Everyday objects, from eyeglasses to touch screens, face the perils of scratches. These small abrasions can impair functionality and mar aesthetics. The science of hard-coating emerges as a savior, offering an added layer of protection. But what is behind this protective shield? Let’s dive deep into the world of hard-coating and unravel its scratch-resisting mysteries.
Scratches: More Than Just Surface Deep
A scratch is not a mere superficial mark. It’s a:
- Physical Disruption: Caused by a harder material moving across a surface, displacing and sometimes removing material from the primary object.
- Aesthetic Setback: Even minor scratches can significantly diminish the visual appeal of a product.
- Functional Hindrance: Scratches scratch resistant polycarbonate optical devices or screens can impede clarity and performance.
Hard-coating is the application of a protective layer onto a surface to enhance its scratch resistance. The coating is usually a polymer layer that adheres firmly to the substrate, creating a barrier against potential abrasions.
The Science Behind the Resistance
Several factors play into the effectiveness of a hard-coat:
- Adhesion: The bond between the hard-coat and the substrate must be robust. Any weakness can lead to peeling or chipping.
- Hardness: Measured on scales like Mohs or the pencil scale, the hardness of the coating determines its resistance to scratches.
- Elasticity: While hardness is crucial, a degree of flexibility ensures the coating doesn’t crack under pressure.
- Thickness: A balance is required. Too thin, and the coating might not offer adequate protection; too thick, and it might become brittle or affect the substrate’s functionality.
There are various methods to apply hard-coatings, including:
- Dip Coating: The substrate is dipped into a solution containing the coating material and then cured.
- Spray Coating: The coating material is sprayed onto the substrate and subsequently cured.
- Flow Coating: The coating material is flowed over the substrate in a controlled manner before curing.
The curing process, often involving UV light or heat, ensures the hard-coat solidifies and adheres firmly to the substrate.
Hard-Coating in Action
Numerous industries and products benefit from hard-coating:
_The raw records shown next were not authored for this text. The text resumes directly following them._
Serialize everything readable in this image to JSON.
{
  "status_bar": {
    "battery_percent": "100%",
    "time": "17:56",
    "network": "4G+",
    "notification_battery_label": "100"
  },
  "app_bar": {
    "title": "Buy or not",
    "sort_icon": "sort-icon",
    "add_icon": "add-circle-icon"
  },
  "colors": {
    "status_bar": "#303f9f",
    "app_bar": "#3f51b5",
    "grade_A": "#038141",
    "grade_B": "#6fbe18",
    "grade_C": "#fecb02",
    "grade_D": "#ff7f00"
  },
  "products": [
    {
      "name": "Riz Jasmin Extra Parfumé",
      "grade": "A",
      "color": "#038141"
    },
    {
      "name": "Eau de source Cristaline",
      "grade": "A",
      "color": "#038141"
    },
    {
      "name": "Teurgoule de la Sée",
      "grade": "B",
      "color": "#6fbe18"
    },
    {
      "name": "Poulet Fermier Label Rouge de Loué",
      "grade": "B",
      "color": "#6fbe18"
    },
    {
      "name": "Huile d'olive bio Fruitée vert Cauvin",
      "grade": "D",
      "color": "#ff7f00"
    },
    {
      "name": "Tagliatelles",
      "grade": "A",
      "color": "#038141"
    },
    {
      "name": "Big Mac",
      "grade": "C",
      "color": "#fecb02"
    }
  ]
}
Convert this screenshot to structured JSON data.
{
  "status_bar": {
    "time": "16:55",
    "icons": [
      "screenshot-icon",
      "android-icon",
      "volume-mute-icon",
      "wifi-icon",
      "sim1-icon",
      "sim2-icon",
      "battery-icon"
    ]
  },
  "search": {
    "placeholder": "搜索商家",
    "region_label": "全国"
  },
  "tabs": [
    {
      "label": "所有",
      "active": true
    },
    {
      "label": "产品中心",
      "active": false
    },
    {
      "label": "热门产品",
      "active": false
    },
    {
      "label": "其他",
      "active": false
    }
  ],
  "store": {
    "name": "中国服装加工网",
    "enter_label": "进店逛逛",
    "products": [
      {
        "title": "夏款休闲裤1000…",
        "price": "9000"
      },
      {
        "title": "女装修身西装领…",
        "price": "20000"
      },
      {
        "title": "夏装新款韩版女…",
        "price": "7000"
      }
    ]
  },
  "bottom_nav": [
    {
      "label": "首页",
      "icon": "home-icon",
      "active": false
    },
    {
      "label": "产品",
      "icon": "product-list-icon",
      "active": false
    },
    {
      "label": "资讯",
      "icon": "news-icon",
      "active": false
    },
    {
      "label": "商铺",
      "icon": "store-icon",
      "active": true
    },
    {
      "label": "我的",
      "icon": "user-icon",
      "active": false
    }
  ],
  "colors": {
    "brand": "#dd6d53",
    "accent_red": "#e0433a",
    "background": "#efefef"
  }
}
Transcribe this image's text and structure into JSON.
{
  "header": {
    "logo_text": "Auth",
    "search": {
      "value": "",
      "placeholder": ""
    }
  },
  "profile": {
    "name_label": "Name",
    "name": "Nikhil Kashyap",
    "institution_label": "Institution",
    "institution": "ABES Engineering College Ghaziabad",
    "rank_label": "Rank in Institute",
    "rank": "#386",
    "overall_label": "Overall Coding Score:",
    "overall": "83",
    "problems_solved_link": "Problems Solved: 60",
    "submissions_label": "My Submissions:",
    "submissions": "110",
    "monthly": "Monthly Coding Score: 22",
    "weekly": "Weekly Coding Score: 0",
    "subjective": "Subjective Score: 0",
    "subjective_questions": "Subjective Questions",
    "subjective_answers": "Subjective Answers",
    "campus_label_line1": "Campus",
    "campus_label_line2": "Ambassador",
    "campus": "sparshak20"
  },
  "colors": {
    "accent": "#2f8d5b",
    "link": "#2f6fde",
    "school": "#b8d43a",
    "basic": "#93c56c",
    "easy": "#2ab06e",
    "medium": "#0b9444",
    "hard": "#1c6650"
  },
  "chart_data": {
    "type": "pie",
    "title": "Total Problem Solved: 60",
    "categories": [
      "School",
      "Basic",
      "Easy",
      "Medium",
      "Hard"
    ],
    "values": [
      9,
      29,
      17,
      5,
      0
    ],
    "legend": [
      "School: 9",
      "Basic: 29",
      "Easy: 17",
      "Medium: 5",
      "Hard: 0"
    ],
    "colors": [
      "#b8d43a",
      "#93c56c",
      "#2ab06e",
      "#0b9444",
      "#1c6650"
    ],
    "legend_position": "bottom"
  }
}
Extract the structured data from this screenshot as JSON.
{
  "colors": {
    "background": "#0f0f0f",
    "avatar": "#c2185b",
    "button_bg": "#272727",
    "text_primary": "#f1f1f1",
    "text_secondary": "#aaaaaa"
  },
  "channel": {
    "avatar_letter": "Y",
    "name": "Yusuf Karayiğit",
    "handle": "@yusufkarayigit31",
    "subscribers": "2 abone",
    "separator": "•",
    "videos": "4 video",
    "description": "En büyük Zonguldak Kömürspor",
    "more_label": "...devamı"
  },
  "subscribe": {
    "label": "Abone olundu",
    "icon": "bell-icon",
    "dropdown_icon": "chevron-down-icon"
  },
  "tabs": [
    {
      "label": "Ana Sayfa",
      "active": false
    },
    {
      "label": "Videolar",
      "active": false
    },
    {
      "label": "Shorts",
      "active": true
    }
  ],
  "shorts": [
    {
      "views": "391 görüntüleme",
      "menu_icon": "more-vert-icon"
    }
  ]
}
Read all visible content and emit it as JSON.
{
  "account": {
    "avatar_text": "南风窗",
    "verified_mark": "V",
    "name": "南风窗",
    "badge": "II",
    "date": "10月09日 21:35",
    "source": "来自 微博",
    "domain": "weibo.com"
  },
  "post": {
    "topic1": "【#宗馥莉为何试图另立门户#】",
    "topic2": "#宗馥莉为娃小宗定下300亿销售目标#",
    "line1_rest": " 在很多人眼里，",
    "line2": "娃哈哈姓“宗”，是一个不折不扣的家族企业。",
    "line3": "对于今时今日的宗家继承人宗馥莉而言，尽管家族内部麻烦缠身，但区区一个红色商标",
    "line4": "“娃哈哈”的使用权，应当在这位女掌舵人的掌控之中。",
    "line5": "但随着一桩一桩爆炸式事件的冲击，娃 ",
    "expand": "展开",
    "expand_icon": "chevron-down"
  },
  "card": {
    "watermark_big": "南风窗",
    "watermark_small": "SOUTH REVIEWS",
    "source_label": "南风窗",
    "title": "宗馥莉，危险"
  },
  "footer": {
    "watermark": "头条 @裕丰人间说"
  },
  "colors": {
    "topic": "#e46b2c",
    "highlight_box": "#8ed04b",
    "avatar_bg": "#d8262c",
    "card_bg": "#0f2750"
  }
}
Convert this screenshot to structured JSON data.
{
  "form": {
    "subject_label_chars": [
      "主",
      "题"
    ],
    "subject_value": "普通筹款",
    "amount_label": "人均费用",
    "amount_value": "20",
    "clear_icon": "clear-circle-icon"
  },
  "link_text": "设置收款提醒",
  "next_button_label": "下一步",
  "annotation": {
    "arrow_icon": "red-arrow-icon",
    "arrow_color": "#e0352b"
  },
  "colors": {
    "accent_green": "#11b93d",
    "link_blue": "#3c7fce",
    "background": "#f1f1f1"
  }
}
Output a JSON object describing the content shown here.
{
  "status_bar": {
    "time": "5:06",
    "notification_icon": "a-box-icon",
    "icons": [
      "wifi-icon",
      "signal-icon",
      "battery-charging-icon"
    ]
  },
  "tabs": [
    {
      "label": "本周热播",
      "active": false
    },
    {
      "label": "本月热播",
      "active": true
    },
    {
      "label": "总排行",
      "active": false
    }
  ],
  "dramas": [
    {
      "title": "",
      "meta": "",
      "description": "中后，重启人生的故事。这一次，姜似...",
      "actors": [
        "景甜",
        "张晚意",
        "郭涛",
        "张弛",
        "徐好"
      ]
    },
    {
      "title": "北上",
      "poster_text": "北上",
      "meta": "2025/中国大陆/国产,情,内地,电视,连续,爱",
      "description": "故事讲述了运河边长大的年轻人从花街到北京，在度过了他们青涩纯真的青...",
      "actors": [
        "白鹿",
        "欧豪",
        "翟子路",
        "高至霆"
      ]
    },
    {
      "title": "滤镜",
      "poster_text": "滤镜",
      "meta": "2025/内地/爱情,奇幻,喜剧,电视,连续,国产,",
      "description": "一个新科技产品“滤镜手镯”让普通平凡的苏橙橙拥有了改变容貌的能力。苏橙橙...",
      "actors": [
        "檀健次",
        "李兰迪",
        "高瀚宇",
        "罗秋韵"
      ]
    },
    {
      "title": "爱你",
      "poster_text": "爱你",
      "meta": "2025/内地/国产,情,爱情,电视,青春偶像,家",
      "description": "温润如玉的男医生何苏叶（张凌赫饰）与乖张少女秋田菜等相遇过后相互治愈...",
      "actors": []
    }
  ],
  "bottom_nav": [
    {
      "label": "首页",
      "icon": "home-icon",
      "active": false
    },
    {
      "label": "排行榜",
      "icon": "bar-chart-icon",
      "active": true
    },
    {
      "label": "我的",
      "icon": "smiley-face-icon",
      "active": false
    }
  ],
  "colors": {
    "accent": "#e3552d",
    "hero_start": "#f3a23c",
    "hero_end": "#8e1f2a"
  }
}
- Eyewear: Protects lenses from scratches, ensuring clarity.
- Electronics: Shields touch screens and displays from abrasions.
- Automotive: Protects car components, especially in the interior, from wear and tear.
- Decorative Items: Maintains the aesthetic appeal of ornamental and functional items.
Challenges and the Road Ahead
While hard-coating offers a plethora of benefits, there are challenges:
- Wear Over Time: Even the best hard-coats may degrade or wear over time and might need reapplication.
- Environmental Concerns: Research is ongoing to find environmentally friendly hard-coating materials and application processes.
The future promises advancements in nano-coatings and self-healing materials, which could revolutionize the domain of scratch resistance.
Protection at the surface level plays a pivotal role in the lifespan, functionality, and aesthetics of a multitude of products. The science of hard-coating stands as a testament to the innovations geared towards preserving the integrity of materials against scratches. As technology and research advance, the protective barriers we create are bound to become even more resilient, ensuring longevity and pristine surfaces for a myriad of objects.